Neither of the other two books in this list measures up to this high standard. Maraia's The Build Master is an uneven mix of how Microsoft does it (good), management advice (less so), and anecdoes (uneven). Some of the material is eminently practical, and if he had concentrated on that, and provided more example code, I'd give this book good marks. As it is, he seems to be trying to distil everything he's learned into one book.
Fit for Developing Software, on the other hand, is very focused. It describes Fit, a table-based framework for organizing and running tests that's the best idea to come along since JUnit. I like Fit (and its web version, Fitnesse), but I came out of the first four chapters of this book feeling like I knew less than I had before I started. I understand that there's always tension between breadth-first and depth-first exposition, but this book seemed to follow neither. In the end, I found the best way to use it was via the index (a primitive form of Google, for those of you under 25). Fit's great, and everyone should use it, but if your mind's built along the same lines as mine, this book is probably not the best place to start learning about it.

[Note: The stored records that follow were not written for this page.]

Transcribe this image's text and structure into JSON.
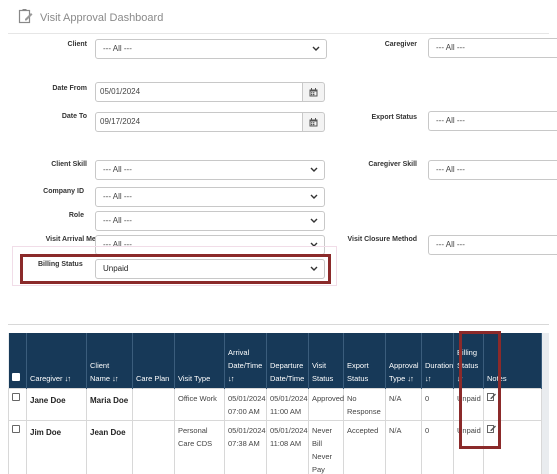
{
  "page": {
    "title": "Visit Approval Dashboard"
  },
  "filters": {
    "client": {
      "label": "Client",
      "value": "--- All ---"
    },
    "caregiver": {
      "label": "Caregiver",
      "value": "--- All ---"
    },
    "date_from": {
      "label": "Date From",
      "value": "05/01/2024"
    },
    "date_to": {
      "label": "Date To",
      "value": "09/17/2024"
    },
    "export_status": {
      "label": "Export Status",
      "value": "--- All ---"
    },
    "client_skill": {
      "label": "Client Skill",
      "value": "--- All ---"
    },
    "caregiver_skill": {
      "label": "Caregiver Skill",
      "value": "--- All ---"
    },
    "company_id": {
      "label": "Company ID",
      "value": "--- All ---"
    },
    "role": {
      "label": "Role",
      "value": "--- All ---"
    },
    "visit_arrival_method": {
      "label": "Visit Arrival Method",
      "value": "--- All ---"
    },
    "visit_closure_method": {
      "label": "Visit Closure Method",
      "value": "--- All ---"
    },
    "billing_status": {
      "label": "Billing Status",
      "value": "Unpaid"
    }
  },
  "table": {
    "columns": {
      "caregiver": "Caregiver",
      "client_name": "Client\nName",
      "care_plan": "Care Plan",
      "visit_type": "Visit Type",
      "arrival": "Arrival\nDate/Time",
      "departure": "Departure\nDate/Time",
      "visit_status": "Visit\nStatus",
      "export_status": "Export\nStatus",
      "approval_type": "Approval\nType",
      "duration": "Duration",
      "billing_status": "Billing\nStatus",
      "notes": "Notes"
    },
    "sort_glyph": "↓↑",
    "rows": [
      {
        "caregiver": "Jane Doe",
        "client": "Maria Doe",
        "care_plan": "",
        "visit_type": "Office Work",
        "arrival": "05/01/2024\n07:00 AM",
        "departure": "05/01/2024\n11:00 AM",
        "visit_status": "Approved",
        "export_status": "No\nResponse",
        "approval_type": "N/A",
        "duration": "0",
        "billing_status": "Unpaid"
      },
      {
        "caregiver": "Jim Doe",
        "client": "Jean Doe",
        "care_plan": "",
        "visit_type": "Personal\nCare CDS",
        "arrival": "05/01/2024\n07:38 AM",
        "departure": "05/01/2024\n11:08 AM",
        "visit_status": "Never Bill\nNever\nPay",
        "export_status": "Accepted",
        "approval_type": "N/A",
        "duration": "0",
        "billing_status": "Unpaid"
      }
    ]
  }
}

Matthew B. Doar: Practical Development Environments. O'Reilly, 2005, 0596007965, 297 pages.
Vincent Maraia: The Build Master: Microsoft's Software Configuration Management Best Practices. Addison-Wesley, 2006, 0321332059, 288 pages.
Rick Mugridge and Ward Cunningham: Fit for Developing Software. Prentice Hall PTR, 2005, 0321269349, 355 pages.